Have you ever heard the phrase “abs are made in the kitchen”? It’s true, we can’t out-run or out-exercise an unhealthy diet. Be that as it may, exercise is an important part of living a healthy lifestyle. However, that doesn’t mean you must spend hours at the gym. In this sense exercise refers more to being active in general.
One of the major benefits exercise offers is the positive effect it has on cardiovascular health. Experts in the field including the CDC, the American Heart Association, the American College of Sports Medicine and the US Surgeon General all agree that those who are more active develop less coronary heart disease than those that tend to be more sedentary. When we increase our heart rate during exercise we are training our heart, just like we do any other muscle.
A healthy heart pushes out more blood with each beat, decreasing the amount of stress on the heart and arteries, resulting in lower blood pressure. Regular cardio-based exercise can help prevent heart attacks by improving blood flow and increasing circulation in the small arteries around the heart where blockages often occur. It’s never too late to start, studies have shown that even after suffering from a heart attack, incorporating regular exercise into our daily routine can reduce the risk of death by up to 25%.
One reason for this is when we exercise our body releases endorphins, and endorphins make us happy. Endorphins are chemicals produced by our body to alleviate pain and promote pleasure. They often result in a feeling of happiness or euphoria and are found to reduce pain, increase pleasure, reduce stress, anxiety and depression, improve mood and boost self-esteem.
There are numerous other ways our bodies benefit from regular exercise. Adults who exercise regularly report reduced time to fall asleep, less laying awake a night and are even less likely to experience sleep apnea. Results of better sleep include increased energy during the day and a reduced need for sleep medications.
Exercise can also be a tool to strengthen our immune system and prevent disease. When we exercise, it increases the production of white blood cells which help destroy harmful bacteria and viruses. Physical activity promotes the movement of these blood cells throughout our bodies and can last for up to three hours after the exercise is completed.
Strength training specifically (which includes body weight, weight training or resistance bands) can help reduce the risk of injury by strengthening bones and muscles. As we get older, we gradually lose bone mass. By adding stress with strength training, we can increase bone density and reduce the risk of osteoporosis and bone fractures as we age. Engaging in muscle-strengthening exercise increases the muscle’s strength, size, power and endurance. This, in turn, can help when performing daily activities and protect our bodies from injury. Stretching can also help with joint pain and injury prevention by increasing flexibility and circulation.
When trying a new exercise routine it’s important to start small and work your way to more intense workouts. If you are new to exercise, a great place to start is a daily step count. I wear a fitness watch and aim for 10,000 steps a day – I may or may not do laps around my living room at night to get those last few steps in each day. It takes some effort, especially if you work a desk job, but taking breaks throughout the day to get up and do a lap or two around the parking lot or around the block can really add up.

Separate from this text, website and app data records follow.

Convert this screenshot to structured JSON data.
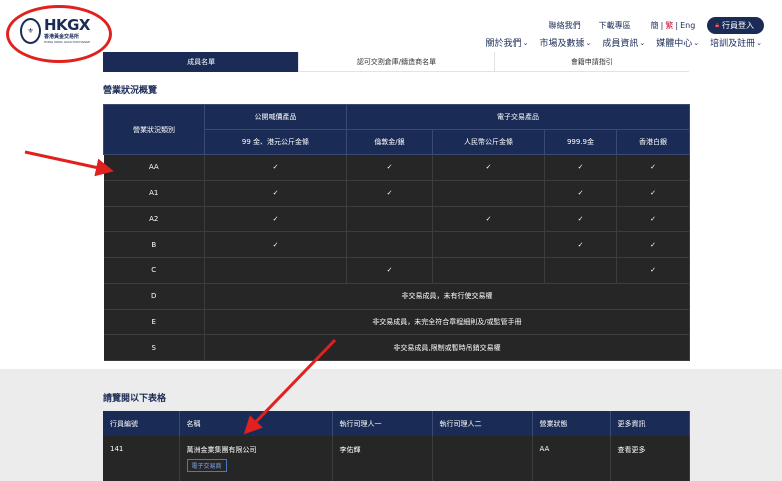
{
  "header": {
    "logo": {
      "main": "HKGX",
      "sub": "香港黃金交易所",
      "sub_en": "HONG KONG GOLD EXCHANGE"
    },
    "top_links": [
      "聯絡我們",
      "下載專區"
    ],
    "lang": [
      "簡",
      "繁",
      "Eng"
    ],
    "login": "行員登入",
    "nav": [
      "關於我們",
      "市場及數據",
      "成員資訊",
      "媒體中心",
      "培訓及註冊"
    ]
  },
  "tabs": [
    "成員名單",
    "認可交割倉庫/鑄造商名單",
    "會籍申請指引"
  ],
  "status_section": {
    "title": "營業狀況概覽",
    "row_header": "營業狀況類別",
    "group1": "公開喊價產品",
    "group2": "電子交易產品",
    "columns": [
      "99 金、港元公斤金條",
      "倫敦金/銀",
      "人民幣公斤金條",
      "999.9金",
      "香港白銀"
    ],
    "check": "✓",
    "rows": [
      {
        "cat": "AA",
        "marks": [
          true,
          true,
          true,
          true,
          true
        ]
      },
      {
        "cat": "A1",
        "marks": [
          true,
          true,
          false,
          true,
          true
        ]
      },
      {
        "cat": "A2",
        "marks": [
          true,
          false,
          true,
          true,
          true
        ]
      },
      {
        "cat": "B",
        "marks": [
          true,
          false,
          false,
          true,
          true
        ]
      },
      {
        "cat": "C",
        "marks": [
          false,
          true,
          false,
          false,
          true
        ]
      }
    ],
    "notes": [
      {
        "cat": "D",
        "text": "非交易成員，未有行使交易權"
      },
      {
        "cat": "E",
        "text": "非交易成員，未完全符合章程細則及/或監管手冊"
      },
      {
        "cat": "S",
        "text": "非交易成員,限制或暫時吊銷交易權"
      }
    ]
  },
  "member_section": {
    "title": "請覽閱以下表格",
    "headers": [
      "行員編號",
      "名稱",
      "執行司理人一",
      "執行司理人二",
      "營業狀態",
      "更多資訊"
    ],
    "row": {
      "id": "141",
      "name": "萬洲金業集團有限公司",
      "tag": "電子交易商",
      "manager1": "李佑輝",
      "manager2": "",
      "status": "AA",
      "more": "查看更多"
    }
  }
}
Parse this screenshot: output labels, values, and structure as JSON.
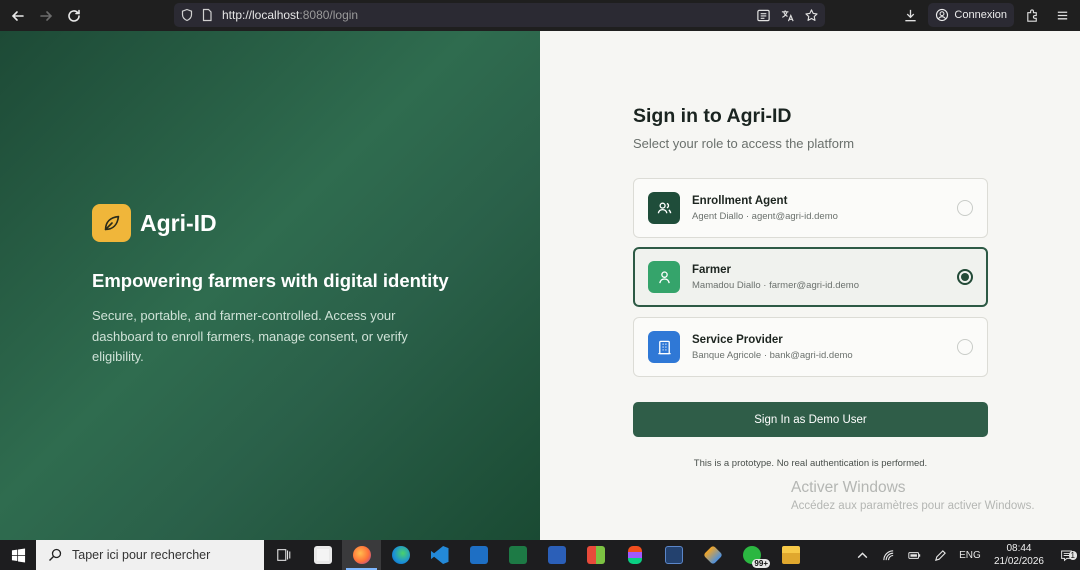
{
  "browser": {
    "url_host": "http://localhost",
    "url_path": ":8080/login",
    "account_label": "Connexion"
  },
  "hero": {
    "brand": "Agri-ID",
    "title": "Empowering farmers with digital identity",
    "description": "Secure, portable, and farmer-controlled. Access your dashboard to enroll farmers, manage consent, or verify eligibility."
  },
  "form": {
    "title": "Sign in to Agri-ID",
    "subtitle": "Select your role to access the platform",
    "roles": [
      {
        "name": "Enrollment Agent",
        "meta": "Agent Diallo · agent@agri-id.demo",
        "icon": "users-icon",
        "color": "#1f4d3a",
        "selected": false
      },
      {
        "name": "Farmer",
        "meta": "Mamadou Diallo · farmer@agri-id.demo",
        "icon": "user-icon",
        "color": "#35a46b",
        "selected": true
      },
      {
        "name": "Service Provider",
        "meta": "Banque Agricole · bank@agri-id.demo",
        "icon": "building-icon",
        "color": "#2f78d6",
        "selected": false
      }
    ],
    "submit_label": "Sign In as Demo User",
    "disclaimer": "This is a prototype. No real authentication is performed."
  },
  "watermark": {
    "title": "Activer Windows",
    "subtitle": "Accédez aux paramètres pour activer Windows."
  },
  "taskbar": {
    "search_placeholder": "Taper ici pour rechercher",
    "whatsapp_badge": "99+",
    "language": "ENG",
    "time": "08:44",
    "date": "21/02/2026",
    "notification_count": "1"
  },
  "colors": {
    "brand_green": "#2f5d48",
    "logo_yellow": "#f0b63a"
  }
}
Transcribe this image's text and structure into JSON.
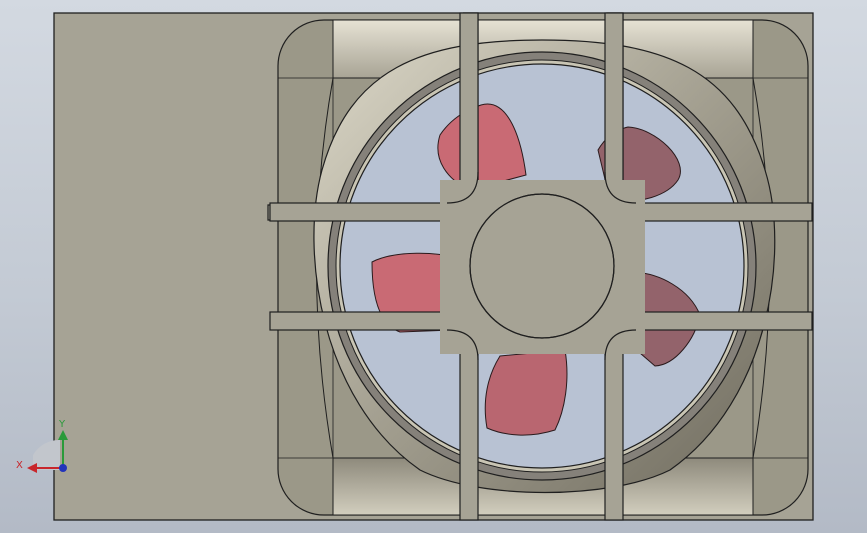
{
  "colors": {
    "housing": "#a6a395",
    "housing_shadow": "#8f8b7c",
    "edge": "#1f1f1f",
    "opening_fill": "#b8c2d3",
    "blade": "#c96a74",
    "blade_dark": "#93636b",
    "triad_x": "#c8262b",
    "triad_y": "#2a9a3a",
    "triad_z": "#2233bb"
  },
  "icons": {
    "triad": "xyz-axis-triad-icon"
  },
  "triad": {
    "x_label": "X",
    "y_label": "Y"
  }
}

Once you’ve got that down and are ready for something more intense, add cardio and strength training workouts to your routine. High Intensity Interval (HIIT) workouts incorporate short bursts of high intensity work with longer periods of lower intensity workout. This is a great option if you are looking to get a great workout in a shorter amount of time.
Change things up to keep from losing interest. If you do the same thing every day not only will you get bored, the more you practice a certain routine the better you become at it so after time the same workout that used to be difficult becomes easier and less challenging. Even when we take a day off from strenuous exercise, it’s still important to stay active, as opposed to vegging out on the couch and watching Netflix all day (guilty).
Do What’s Best For You
Realistically a small percentage of us are going to be ripped. We aren’t professional athletes and can’t spend that much time at the gym. There are some lucky individuals who naturally have a slim, muscular physique, kudos to you. You may be toned with little effort. However most off us would have to eat a strict diet and spend more time than I’m willing lifting heavy weights.
Instead of focusing on unrealistic goals (unless your goal is to be super buff, then go for it!), do what you enjoy. Hate running? Don’t run. Love riding your bike? Amazing, do that. Enjoy going to the gym? Great, go! Prefer to workout at home? No problem, find a YouTube trainer you like and do that.
I Exercise 5 days a week, 30 minutes a day. I used to workout 7 days a week, an hour a day. I’ve slowly allowed myself to be where I am now. Was I any healthier, any stronger, any more toned when I forced myself to exercise every day? Nope. The moral of the story, is do what you enjoy. Make sure you are active throughout the day and try to get at least 30 minutes of moderate to intense exercise 3 – 5 days a week, whatever that looks like for you.
If you haven’t exercised for some time or you have health concerns, you may want to talk to your doctor before starting a new exercise routine.